## RECORDS TO PROCESS
┄┄┄┄┄┄┄┄┄┄

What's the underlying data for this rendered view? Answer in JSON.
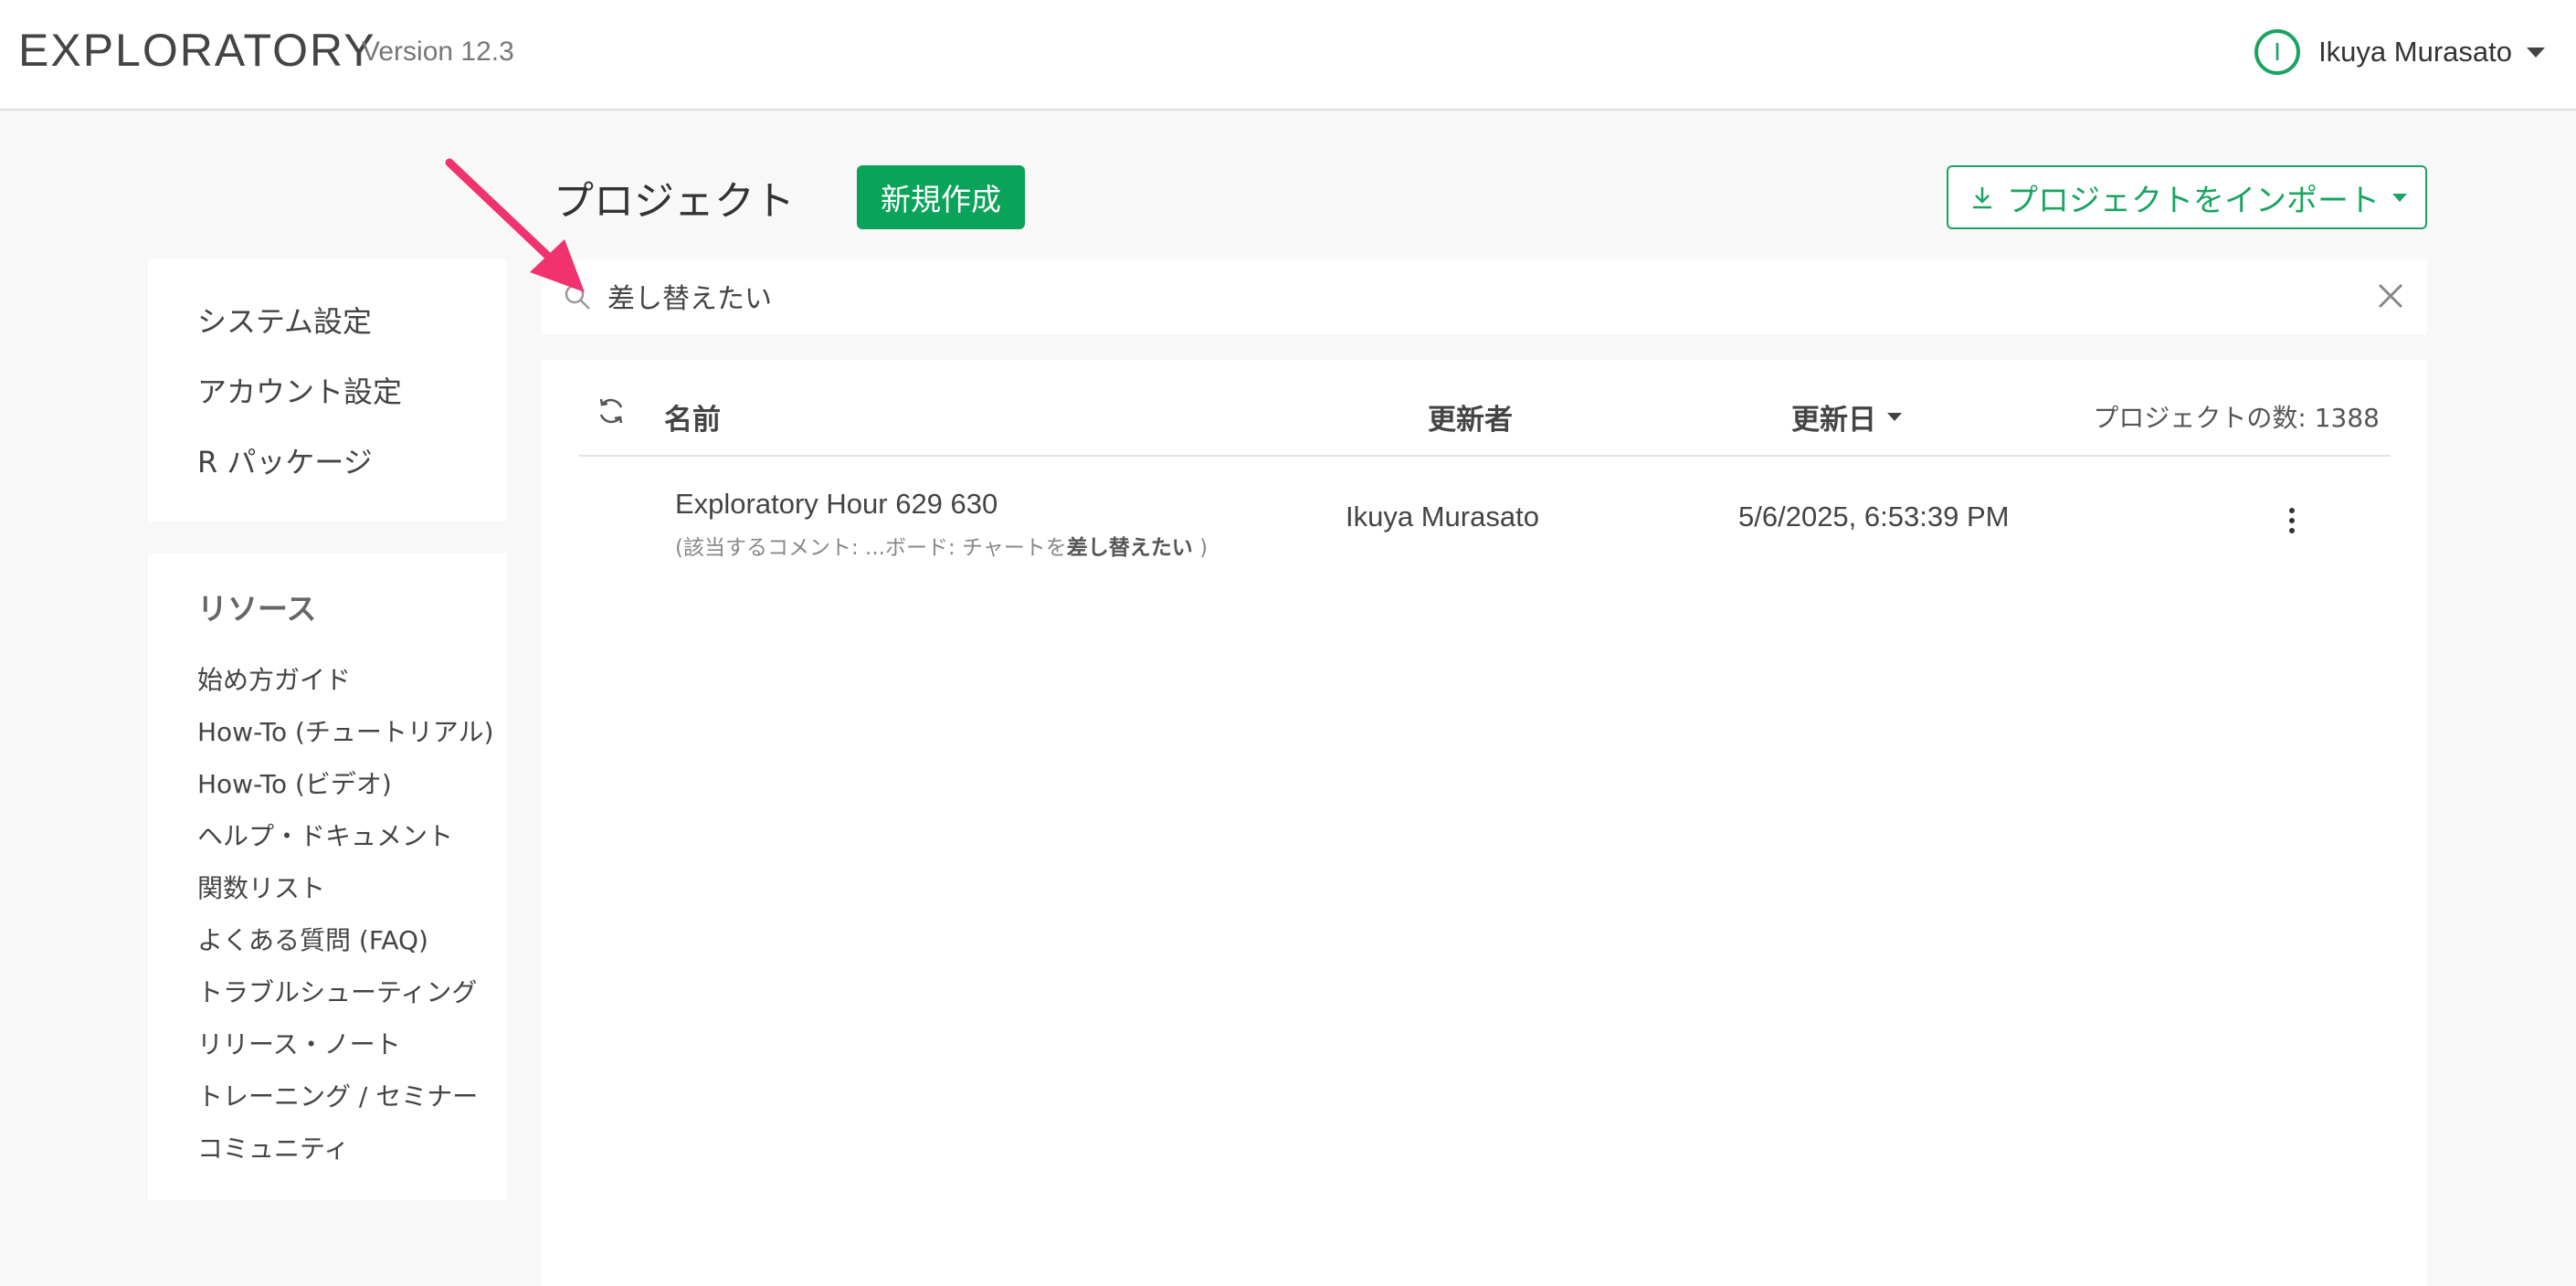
{
  "header": {
    "brand": "EXPLORATORY",
    "version": "Version 12.3",
    "user_initial": "I",
    "user_name": "Ikuya Murasato"
  },
  "sidebar": {
    "settings": [
      {
        "label": "システム設定"
      },
      {
        "label": "アカウント設定"
      },
      {
        "label": "R パッケージ"
      }
    ],
    "resources_title": "リソース",
    "resources": [
      {
        "label": "始め方ガイド"
      },
      {
        "label": "How-To (チュートリアル)"
      },
      {
        "label": "How-To (ビデオ)"
      },
      {
        "label": "ヘルプ・ドキュメント"
      },
      {
        "label": "関数リスト"
      },
      {
        "label": "よくある質問 (FAQ)"
      },
      {
        "label": "トラブルシューティング"
      },
      {
        "label": "リリース・ノート"
      },
      {
        "label": "トレーニング / セミナー"
      },
      {
        "label": "コミュニティ"
      }
    ]
  },
  "main": {
    "title": "プロジェクト",
    "new_button": "新規作成",
    "import_button": "プロジェクトをインポート",
    "search": {
      "value": "差し替えたい",
      "placeholder": ""
    },
    "columns": {
      "name": "名前",
      "updater": "更新者",
      "date": "更新日"
    },
    "project_count": "プロジェクトの数: 1388",
    "rows": [
      {
        "name": "Exploratory Hour 629 630",
        "comment_prefix": "(該当するコメント: ...ボード: チャートを",
        "comment_match": "差し替えたい",
        "comment_suffix": " )",
        "updater": "Ikuya Murasato",
        "date": "5/6/2025, 6:53:39 PM"
      }
    ]
  },
  "colors": {
    "accent": "#0aa35a",
    "annotation": "#f0336f"
  },
  "icons": [
    "user-avatar-icon",
    "caret-down-icon",
    "download-icon",
    "search-icon",
    "close-icon",
    "refresh-icon",
    "more-vertical-icon",
    "annotation-arrow-icon"
  ]
}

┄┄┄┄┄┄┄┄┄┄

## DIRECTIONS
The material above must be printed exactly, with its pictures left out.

## ANSWER
What's the underlying data for this rendered view? Answer in JSON.
{
  "header": {
    "brand": "EXPLORATORY",
    "version": "Version 12.3",
    "user_initial": "I",
    "user_name": "Ikuya Murasato"
  },
  "sidebar": {
    "settings": [
      {
        "label": "システム設定"
      },
      {
        "label": "アカウント設定"
      },
      {
        "label": "R パッケージ"
      }
    ],
    "resources_title": "リソース",
    "resources": [
      {
        "label": "始め方ガイド"
      },
      {
        "label": "How-To (チュートリアル)"
      },
      {
        "label": "How-To (ビデオ)"
      },
      {
        "label": "ヘルプ・ドキュメント"
      },
      {
        "label": "関数リスト"
      },
      {
        "label": "よくある質問 (FAQ)"
      },
      {
        "label": "トラブルシューティング"
      },
      {
        "label": "リリース・ノート"
      },
      {
        "label": "トレーニング / セミナー"
      },
      {
        "label": "コミュニティ"
      }
    ]
  },
  "main": {
    "title": "プロジェクト",
    "new_button": "新規作成",
    "import_button": "プロジェクトをインポート",
    "search": {
      "value": "差し替えたい",
      "placeholder": ""
    },
    "columns": {
      "name": "名前",
      "updater": "更新者",
      "date": "更新日"
    },
    "project_count": "プロジェクトの数: 1388",
    "rows": [
      {
        "name": "Exploratory Hour 629 630",
        "comment_prefix": "(該当するコメント: ...ボード: チャートを",
        "comment_match": "差し替えたい",
        "comment_suffix": " )",
        "updater": "Ikuya Murasato",
        "date": "5/6/2025, 6:53:39 PM"
      }
    ]
  },
  "colors": {
    "accent": "#0aa35a",
    "annotation": "#f0336f"
  },
  "icons": [
    "user-avatar-icon",
    "caret-down-icon",
    "download-icon",
    "search-icon",
    "close-icon",
    "refresh-icon",
    "more-vertical-icon",
    "annotation-arrow-icon"
  ]
}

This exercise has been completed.